Applying inoculation materials

Before applying an inoculant, it is important to check for compatibility with chemical seed treatments, fungicides and insecticides. Chemical compatibility can vary with seed treatment brand. Anchor and Vitaflo 280 both contain the same active ingredients; Thiram and Vitavax; however, they react to inoculants very differently. Compatibility is measured as inoculant survival on untreated seed vs treated seed. Seed treatment compatibility is influenced by specific formulations of both the fungicide and the inoculation material and by application method, e.g. slurry application vs sequential and/or simultaneous applications. Inoculants with an “extender type” additive have significantly improved on-seed planting intervals.
 
Seed inoculated with a product not having an “extender material” should be planted as soon as possible after treatment (12 hours or less) so the bacterial cells will remain moist and survive long enough to infect soybean roots following germination. Seed inoculated with a product having an “extender” can be held up to 30 days before planting depending on the product and which fungicides may be present. Always check the inoculat

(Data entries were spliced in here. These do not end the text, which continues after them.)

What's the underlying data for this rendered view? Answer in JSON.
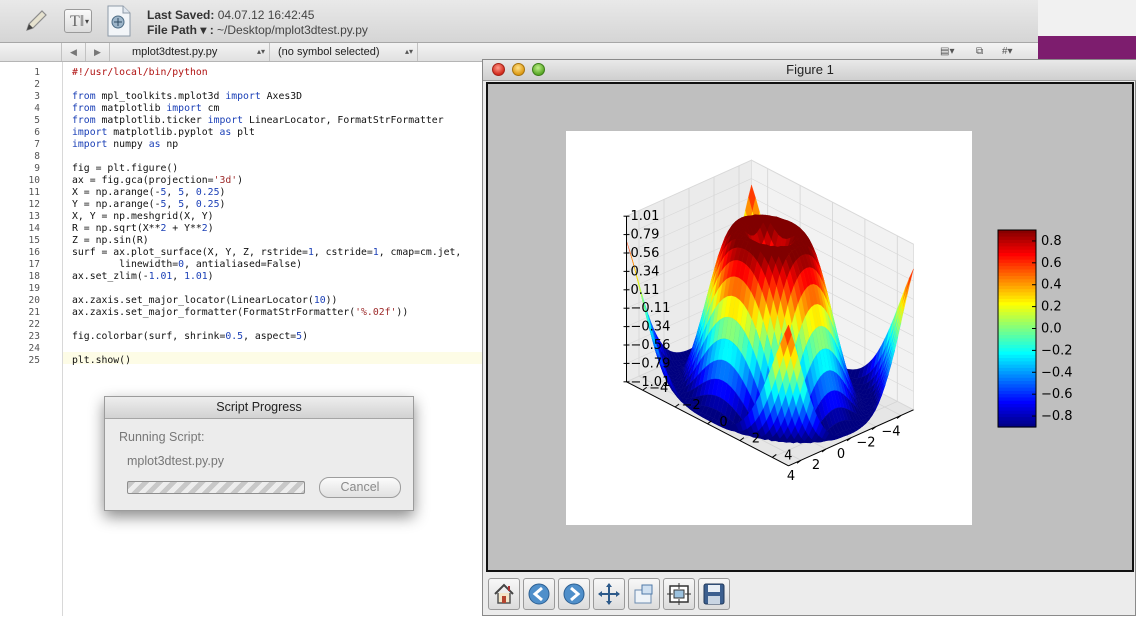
{
  "editor": {
    "last_saved_label": "Last Saved:",
    "last_saved_value": "04.07.12 16:42:45",
    "file_path_label": "File Path ▾ :",
    "file_path_value": "~/Desktop/mplot3dtest.py.py",
    "nav_file": "mplot3dtest.py.py",
    "nav_symbol": "(no symbol selected)",
    "line_numbers": [
      "1",
      "2",
      "3",
      "4",
      "5",
      "6",
      "7",
      "8",
      "9",
      "10",
      "11",
      "12",
      "13",
      "14",
      "15",
      "16",
      "17",
      "18",
      "19",
      "20",
      "21",
      "22",
      "23",
      "24",
      "25"
    ],
    "code_lines": [
      "#!/usr/local/bin/python",
      "",
      "from mpl_toolkits.mplot3d import Axes3D",
      "from matplotlib import cm",
      "from matplotlib.ticker import LinearLocator, FormatStrFormatter",
      "import matplotlib.pyplot as plt",
      "import numpy as np",
      "",
      "fig = plt.figure()",
      "ax = fig.gca(projection='3d')",
      "X = np.arange(-5, 5, 0.25)",
      "Y = np.arange(-5, 5, 0.25)",
      "X, Y = np.meshgrid(X, Y)",
      "R = np.sqrt(X**2 + Y**2)",
      "Z = np.sin(R)",
      "surf = ax.plot_surface(X, Y, Z, rstride=1, cstride=1, cmap=cm.jet,",
      "        linewidth=0, antialiased=False)",
      "ax.set_zlim(-1.01, 1.01)",
      "",
      "ax.zaxis.set_major_locator(LinearLocator(10))",
      "ax.zaxis.set_major_formatter(FormatStrFormatter('%.02f'))",
      "",
      "fig.colorbar(surf, shrink=0.5, aspect=5)",
      "",
      "plt.show()"
    ]
  },
  "dialog": {
    "title": "Script Progress",
    "running_label": "Running Script:",
    "script_name": "mplot3dtest.py.py",
    "cancel_label": "Cancel"
  },
  "figure": {
    "window_title": "Figure 1",
    "toolbar": [
      "home-icon",
      "back-icon",
      "forward-icon",
      "pan-icon",
      "zoom-icon",
      "subplots-icon",
      "save-icon"
    ]
  },
  "chart_data": {
    "type": "surface",
    "function": "Z = sin(sqrt(X^2 + Y^2))",
    "x_range": [
      -5,
      5
    ],
    "y_range": [
      -5,
      5
    ],
    "step": 0.25,
    "colormap": "jet",
    "xticks": [
      "−4",
      "−2",
      "0",
      "2",
      "4"
    ],
    "yticks": [
      "4",
      "2",
      "0",
      "−2",
      "−4"
    ],
    "zticks": [
      "1.01",
      "0.79",
      "0.56",
      "0.34",
      "0.11",
      "−0.11",
      "−0.34",
      "−0.56",
      "−0.79",
      "−1.01"
    ],
    "zlim": [
      -1.01,
      1.01
    ],
    "colorbar_ticks": [
      "0.8",
      "0.6",
      "0.4",
      "0.2",
      "0.0",
      "−0.2",
      "−0.4",
      "−0.6",
      "−0.8"
    ],
    "colorbar_range": [
      -0.9,
      0.9
    ]
  }
}
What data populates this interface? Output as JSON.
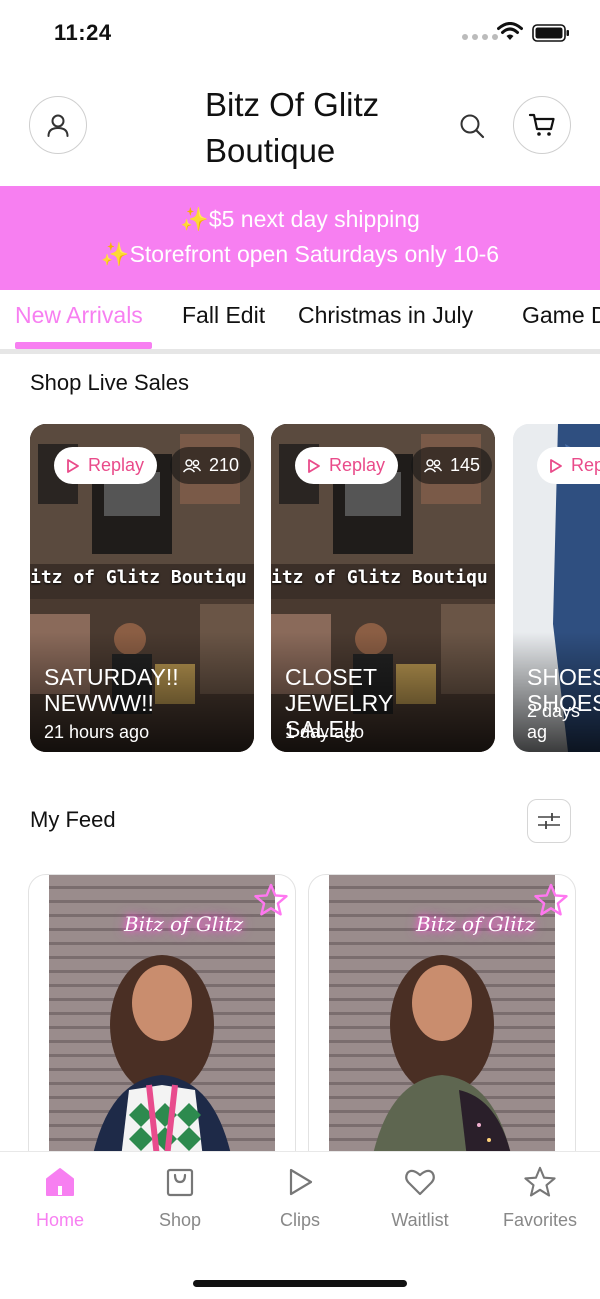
{
  "status_bar": {
    "time": "11:24"
  },
  "header": {
    "title": "Bitz Of Glitz Boutique"
  },
  "banner": {
    "line1": "$5 next day shipping",
    "line2": "Storefront open Saturdays only 10-6",
    "emoji": "✨"
  },
  "tabs": [
    {
      "label": "New Arrivals",
      "active": true
    },
    {
      "label": "Fall Edit"
    },
    {
      "label": "Christmas in July"
    },
    {
      "label": "Game D"
    }
  ],
  "live_sales": {
    "title": "Shop Live Sales",
    "cards": [
      {
        "replay": "Replay",
        "viewers": "210",
        "overlay_text": "itz of Glitz Boutiqu",
        "title_line1": "SATURDAY!!",
        "title_line2": "NEWWW!!",
        "time": "21 hours ago"
      },
      {
        "replay": "Replay",
        "viewers": "145",
        "overlay_text": "itz of Glitz Boutiqu",
        "title_line1": "CLOSET JEWELRY",
        "title_line2": "SALE!!",
        "time": "1 day ago"
      },
      {
        "replay": "Rep",
        "title_line1": "SHOES",
        "title_line2": "SHOES",
        "time": "2 days ag"
      }
    ]
  },
  "feed": {
    "title": "My Feed",
    "neon_sign": "Bitz of Glitz"
  },
  "bottom_nav": [
    {
      "label": "Home",
      "icon": "home-icon",
      "active": true
    },
    {
      "label": "Shop",
      "icon": "shopping-bag-icon"
    },
    {
      "label": "Clips",
      "icon": "play-icon"
    },
    {
      "label": "Waitlist",
      "icon": "heart-icon"
    },
    {
      "label": "Favorites",
      "icon": "star-icon"
    }
  ],
  "colors": {
    "accent": "#f77ff1",
    "replay_text": "#e94b8a",
    "inactive_nav": "#888888"
  }
}
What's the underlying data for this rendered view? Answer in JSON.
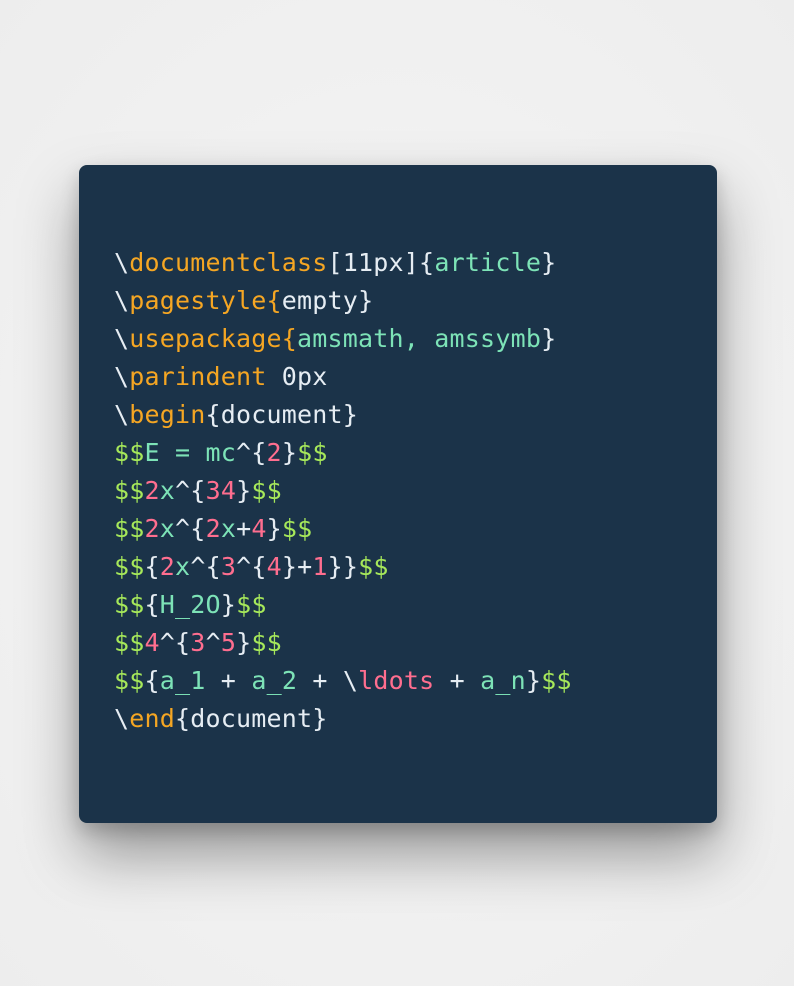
{
  "colors": {
    "background": "#ededed",
    "card": "#1b3349",
    "plain": "#e6edf3",
    "command": "#f5a623",
    "argument": "#7de3b7",
    "math_delimiter": "#a6e85a",
    "number": "#ff6e8f"
  },
  "code_lines": [
    [
      {
        "text": "\\",
        "kind": "plain"
      },
      {
        "text": "documentclass",
        "kind": "cmd"
      },
      {
        "text": "[11px]{",
        "kind": "plain"
      },
      {
        "text": "article",
        "kind": "str"
      },
      {
        "text": "}",
        "kind": "plain"
      }
    ],
    [
      {
        "text": "\\",
        "kind": "plain"
      },
      {
        "text": "pagestyle",
        "kind": "cmd"
      },
      {
        "text": "{",
        "kind": "cmd"
      },
      {
        "text": "empty",
        "kind": "plain"
      },
      {
        "text": "}",
        "kind": "plain"
      }
    ],
    [
      {
        "text": "\\",
        "kind": "plain"
      },
      {
        "text": "usepackage",
        "kind": "cmd"
      },
      {
        "text": "{",
        "kind": "cmd"
      },
      {
        "text": "amsmath, amssymb",
        "kind": "str"
      },
      {
        "text": "}",
        "kind": "plain"
      }
    ],
    [
      {
        "text": "\\",
        "kind": "plain"
      },
      {
        "text": "parindent",
        "kind": "cmd"
      },
      {
        "text": " 0px",
        "kind": "plain"
      }
    ],
    [
      {
        "text": "\\",
        "kind": "plain"
      },
      {
        "text": "begin",
        "kind": "cmd"
      },
      {
        "text": "{document}",
        "kind": "plain"
      }
    ],
    [
      {
        "text": "$$",
        "kind": "math"
      },
      {
        "text": "E = mc",
        "kind": "str"
      },
      {
        "text": "^{",
        "kind": "plain"
      },
      {
        "text": "2",
        "kind": "num"
      },
      {
        "text": "}",
        "kind": "plain"
      },
      {
        "text": "$$",
        "kind": "math"
      }
    ],
    [
      {
        "text": "$$",
        "kind": "math"
      },
      {
        "text": "2",
        "kind": "num"
      },
      {
        "text": "x",
        "kind": "str"
      },
      {
        "text": "^{",
        "kind": "plain"
      },
      {
        "text": "34",
        "kind": "num"
      },
      {
        "text": "}",
        "kind": "plain"
      },
      {
        "text": "$$",
        "kind": "math"
      }
    ],
    [
      {
        "text": "$$",
        "kind": "math"
      },
      {
        "text": "2",
        "kind": "num"
      },
      {
        "text": "x",
        "kind": "str"
      },
      {
        "text": "^{",
        "kind": "plain"
      },
      {
        "text": "2",
        "kind": "num"
      },
      {
        "text": "x",
        "kind": "str"
      },
      {
        "text": "+",
        "kind": "plain"
      },
      {
        "text": "4",
        "kind": "num"
      },
      {
        "text": "}",
        "kind": "plain"
      },
      {
        "text": "$$",
        "kind": "math"
      }
    ],
    [
      {
        "text": "$$",
        "kind": "math"
      },
      {
        "text": "{",
        "kind": "plain"
      },
      {
        "text": "2",
        "kind": "num"
      },
      {
        "text": "x",
        "kind": "str"
      },
      {
        "text": "^{",
        "kind": "plain"
      },
      {
        "text": "3",
        "kind": "num"
      },
      {
        "text": "^{",
        "kind": "plain"
      },
      {
        "text": "4",
        "kind": "num"
      },
      {
        "text": "}+",
        "kind": "plain"
      },
      {
        "text": "1",
        "kind": "num"
      },
      {
        "text": "}}",
        "kind": "plain"
      },
      {
        "text": "$$",
        "kind": "math"
      }
    ],
    [
      {
        "text": "$$",
        "kind": "math"
      },
      {
        "text": "{",
        "kind": "plain"
      },
      {
        "text": "H_2O",
        "kind": "str"
      },
      {
        "text": "}",
        "kind": "plain"
      },
      {
        "text": "$$",
        "kind": "math"
      }
    ],
    [
      {
        "text": "$$",
        "kind": "math"
      },
      {
        "text": "4",
        "kind": "num"
      },
      {
        "text": "^{",
        "kind": "plain"
      },
      {
        "text": "3",
        "kind": "num"
      },
      {
        "text": "^",
        "kind": "plain"
      },
      {
        "text": "5",
        "kind": "num"
      },
      {
        "text": "}",
        "kind": "plain"
      },
      {
        "text": "$$",
        "kind": "math"
      }
    ],
    [
      {
        "text": "$$",
        "kind": "math"
      },
      {
        "text": "{",
        "kind": "plain"
      },
      {
        "text": "a_1",
        "kind": "str"
      },
      {
        "text": " + ",
        "kind": "plain"
      },
      {
        "text": "a_2",
        "kind": "str"
      },
      {
        "text": " + \\",
        "kind": "plain"
      },
      {
        "text": "ldots",
        "kind": "num"
      },
      {
        "text": " + ",
        "kind": "plain"
      },
      {
        "text": "a_n",
        "kind": "str"
      },
      {
        "text": "}",
        "kind": "plain"
      },
      {
        "text": "$$",
        "kind": "math"
      }
    ],
    [
      {
        "text": "\\",
        "kind": "plain"
      },
      {
        "text": "end",
        "kind": "cmd"
      },
      {
        "text": "{document}",
        "kind": "plain"
      }
    ]
  ]
}
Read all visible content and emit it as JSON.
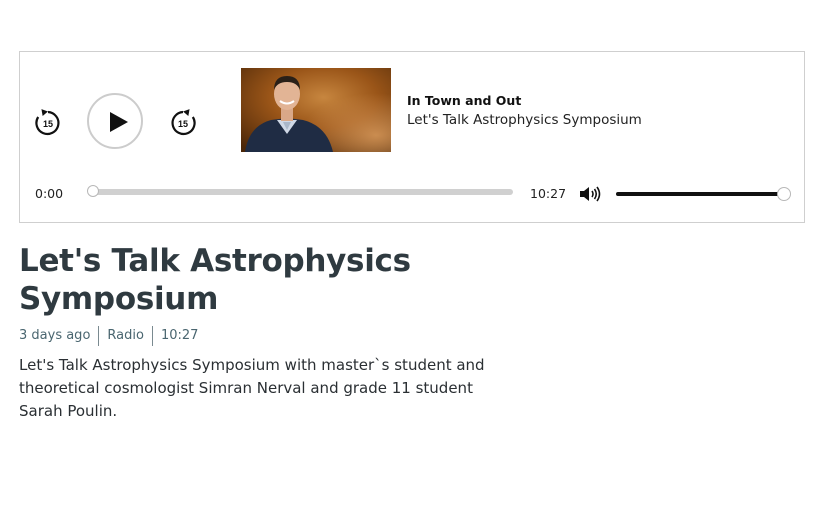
{
  "player": {
    "rewind_label": "15",
    "forward_label": "15",
    "show_name": "In Town and Out",
    "episode_name": "Let's Talk Astrophysics Symposium",
    "current_time": "0:00",
    "duration": "10:27",
    "progress_fraction": 0,
    "volume_fraction": 1,
    "icons": {
      "rewind": "rewind-15-icon",
      "play": "play-icon",
      "forward": "forward-15-icon",
      "volume": "volume-icon"
    }
  },
  "episode": {
    "title": "Let's Talk Astrophysics Symposium",
    "meta": [
      "3 days ago",
      "Radio",
      "10:27"
    ],
    "description": "Let's Talk Astrophysics Symposium with master`s student and theoretical cosmologist Simran Nerval and grade 11 student Sarah Poulin."
  },
  "colors": {
    "title": "#2f3a40",
    "meta": "#4a6670",
    "border": "#cfcfcf",
    "progress_track": "#d0d0d0",
    "volume_fill": "#111111"
  }
}
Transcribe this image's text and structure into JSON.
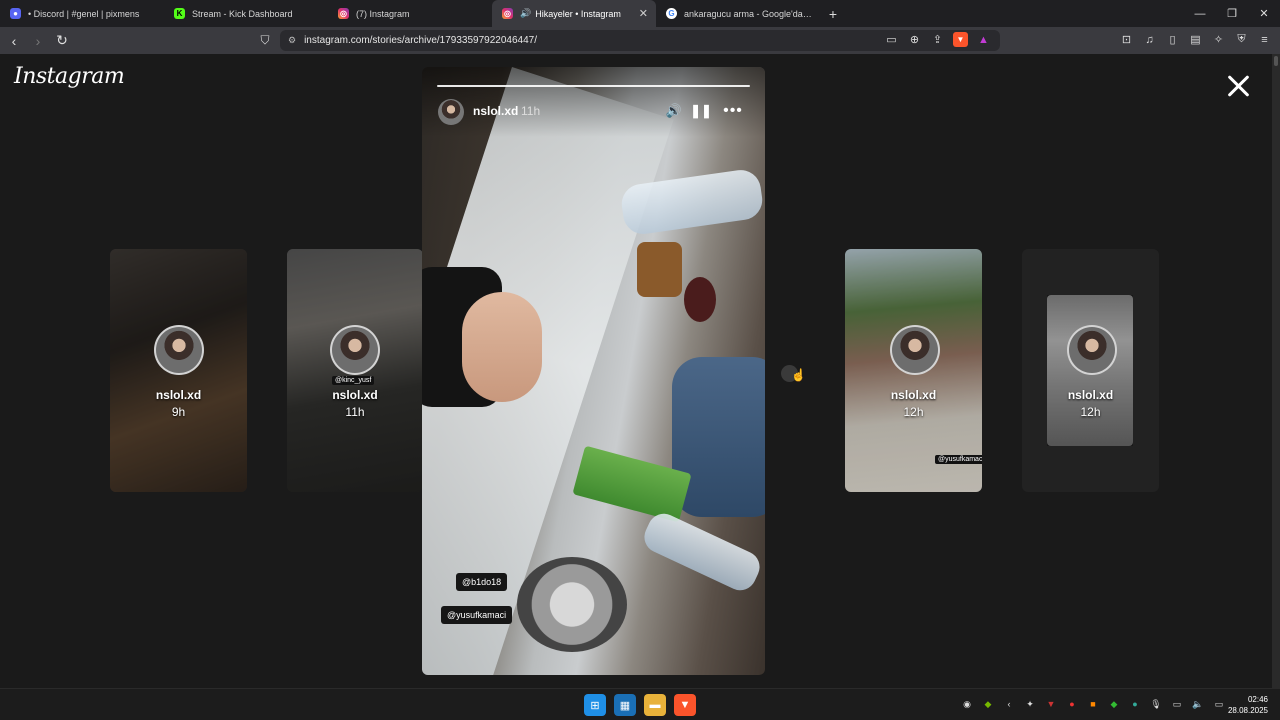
{
  "browser": {
    "tabs": [
      {
        "title": "• Discord | #genel | pixmens",
        "icon": "discord-icon",
        "active": false
      },
      {
        "title": "Stream - Kick Dashboard",
        "icon": "kick-icon",
        "active": false
      },
      {
        "title": "(7) Instagram",
        "icon": "instagram-icon",
        "active": false
      },
      {
        "title": "Hikayeler • Instagram",
        "icon": "instagram-icon",
        "active": true
      },
      {
        "title": "ankaragucu arma - Google'da Ara",
        "icon": "google-icon",
        "active": false
      }
    ],
    "new_tab": "+",
    "url": "instagram.com/stories/archive/17933597922046447/"
  },
  "page": {
    "logo": "Instagram",
    "stories": [
      {
        "username": "nslol.xd",
        "time": "9h"
      },
      {
        "username": "nslol.xd",
        "time": "11h"
      },
      {
        "username": "nslol.xd",
        "time": "12h"
      },
      {
        "username": "nslol.xd",
        "time": "12h"
      }
    ],
    "card_tags": {
      "c2_tag": "@kinc_yusf",
      "c4_tag": "@yusufkamaci"
    },
    "current_story": {
      "username": "nslol.xd",
      "time": "11h",
      "mentions": [
        "@b1do18",
        "@yusufkamaci"
      ],
      "progress": 1.0
    }
  },
  "taskbar": {
    "time": "02:46",
    "date": "28.08.2025"
  },
  "colors": {
    "background": "#1a1a1a",
    "active_tab": "#3a3a3f",
    "brave": "#fb542b"
  }
}
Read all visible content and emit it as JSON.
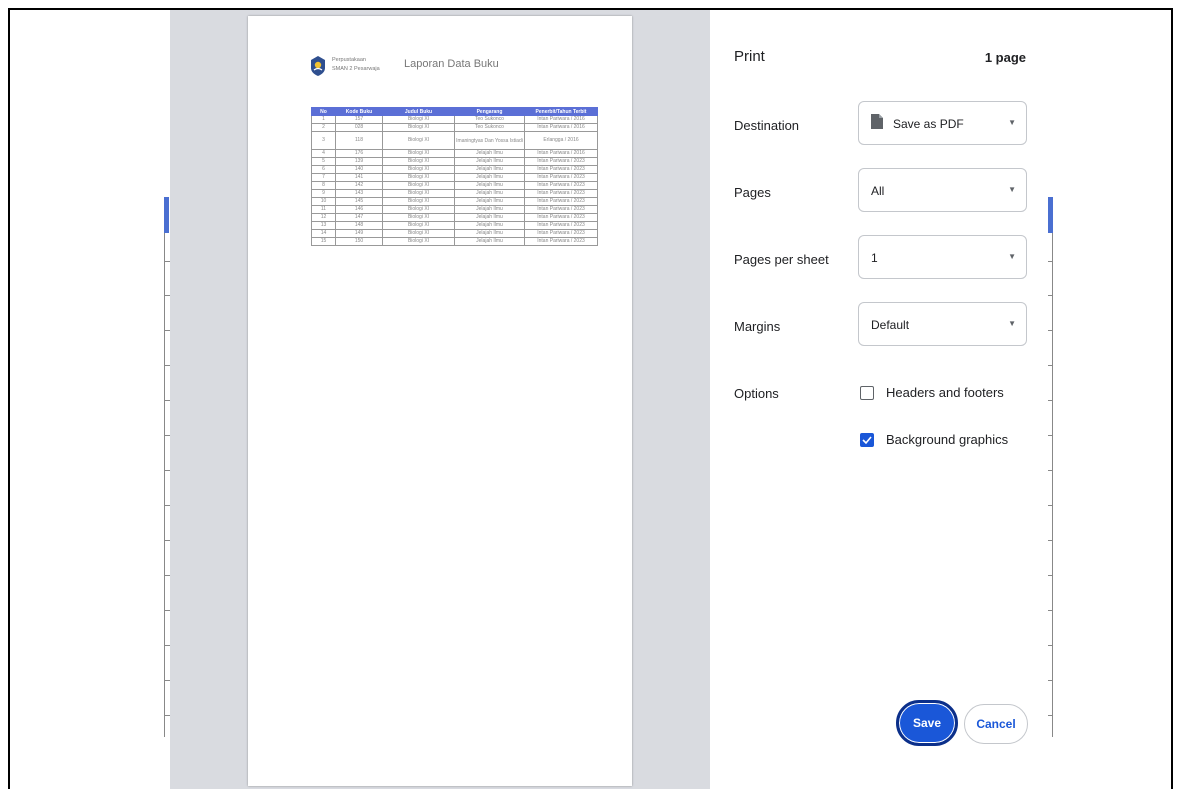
{
  "document": {
    "school_line1": "Perpustakaan",
    "school_line2": "SMAN 2 Pesarwaja",
    "title": "Laporan Data Buku",
    "table": {
      "headers": [
        "No",
        "Kode Buku",
        "Judul Buku",
        "Pengarang",
        "Penerbit/Tahun Terbit"
      ],
      "rows": [
        [
          "1",
          "157",
          "Biologi XI",
          "Teo Sukonco",
          "Intan Pariwara / 2016"
        ],
        [
          "2",
          "028",
          "Biologi XI",
          "Teo Sukonco",
          "Intan Pariwara / 2016"
        ],
        [
          "3",
          "118",
          "Biologi XI",
          "Imaningtyas Dan Yossa Istiadi",
          "Erlangga / 2016"
        ],
        [
          "4",
          "176",
          "Biologi XI",
          "Jelajah Ilmu",
          "Intan Pariwara / 2016"
        ],
        [
          "5",
          "139",
          "Biologi XI",
          "Jelajah Ilmu",
          "Intan Pariwara / 2023"
        ],
        [
          "6",
          "140",
          "Biologi XI",
          "Jelajah Ilmu",
          "Intan Pariwara / 2023"
        ],
        [
          "7",
          "141",
          "Biologi XI",
          "Jelajah Ilmu",
          "Intan Pariwara / 2023"
        ],
        [
          "8",
          "142",
          "Biologi XI",
          "Jelajah Ilmu",
          "Intan Pariwara / 2023"
        ],
        [
          "9",
          "143",
          "Biologi XI",
          "Jelajah Ilmu",
          "Intan Pariwara / 2023"
        ],
        [
          "10",
          "145",
          "Biologi XI",
          "Jelajah Ilmu",
          "Intan Pariwara / 2023"
        ],
        [
          "11",
          "146",
          "Biologi XI",
          "Jelajah Ilmu",
          "Intan Pariwara / 2023"
        ],
        [
          "12",
          "147",
          "Biologi XI",
          "Jelajah Ilmu",
          "Intan Pariwara / 2023"
        ],
        [
          "13",
          "148",
          "Biologi XI",
          "Jelajah Ilmu",
          "Intan Pariwara / 2023"
        ],
        [
          "14",
          "149",
          "Biologi XI",
          "Jelajah Ilmu",
          "Intan Pariwara / 2023"
        ],
        [
          "15",
          "150",
          "Biologi XI",
          "Jelajah Ilmu",
          "Intan Pariwara / 2023"
        ]
      ]
    }
  },
  "panel": {
    "title": "Print",
    "page_count": "1 page",
    "destination": {
      "label": "Destination",
      "value": "Save as PDF",
      "icon": "file-icon"
    },
    "pages": {
      "label": "Pages",
      "value": "All"
    },
    "pages_per_sheet": {
      "label": "Pages per sheet",
      "value": "1"
    },
    "margins": {
      "label": "Margins",
      "value": "Default"
    },
    "options": {
      "label": "Options",
      "headers_footers": {
        "label": "Headers and footers",
        "checked": false
      },
      "background_graphics": {
        "label": "Background graphics",
        "checked": true
      }
    },
    "save_label": "Save",
    "cancel_label": "Cancel"
  },
  "colors": {
    "accent": "#1a57d8",
    "table_header": "#5b6fd6",
    "preview_bg": "#d9dbe0"
  }
}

ion label for fungicide compatibility and the recommended planting interval. Most inoculation companies are working to increase compatibility with fungicides to give producers more management flexibility in the use of inoculation materials. It is notable that some fungicides, such as Apron-Maxx RFC (Rhizobia Friendly Concentrate) are designed for lower Rhizobia Toxicity. When applying a fungicide or using fungicide treated seed, be sure the fungicide has dried before applying inoculation material to the seed. Some inoculationproducts may be mixed with some fungicides and applied to the seed together, and many of the good liquid inoculants allow a 4-hour tank mix with fungicides so they can be simultaneously applied from the same tank. For specific product information refer to the product label.
 
When loading a drill or planter using an auger; liquid or dry inoculation materials should be added to the seed as it enters the auger for thorough application. While over-application of a dry inoculant should not be toxic to seed, as it can with chemical seed treatments, it increases the cost and may interfere with seed flow through the planter or drill. Seed inoculated at the recommended rate with peat inoculation materials will appear untreated from a distance. Twenty to forty small specks of inoculation material on each seed are adequate. Over-application of liquid products is also costly and may cause bridging in the seed box. Calibration of the application system is a must if the proper rate of inoculation material is to be applied. First determine the delivery rate of seed through the auger by weighing the amount of seed passing through the auger in 30 seconds. Then calculate the amount of inoculation material needed for that amount of seed and set the inoculation applicator to apply that amount of inoculation material in 30 seconds.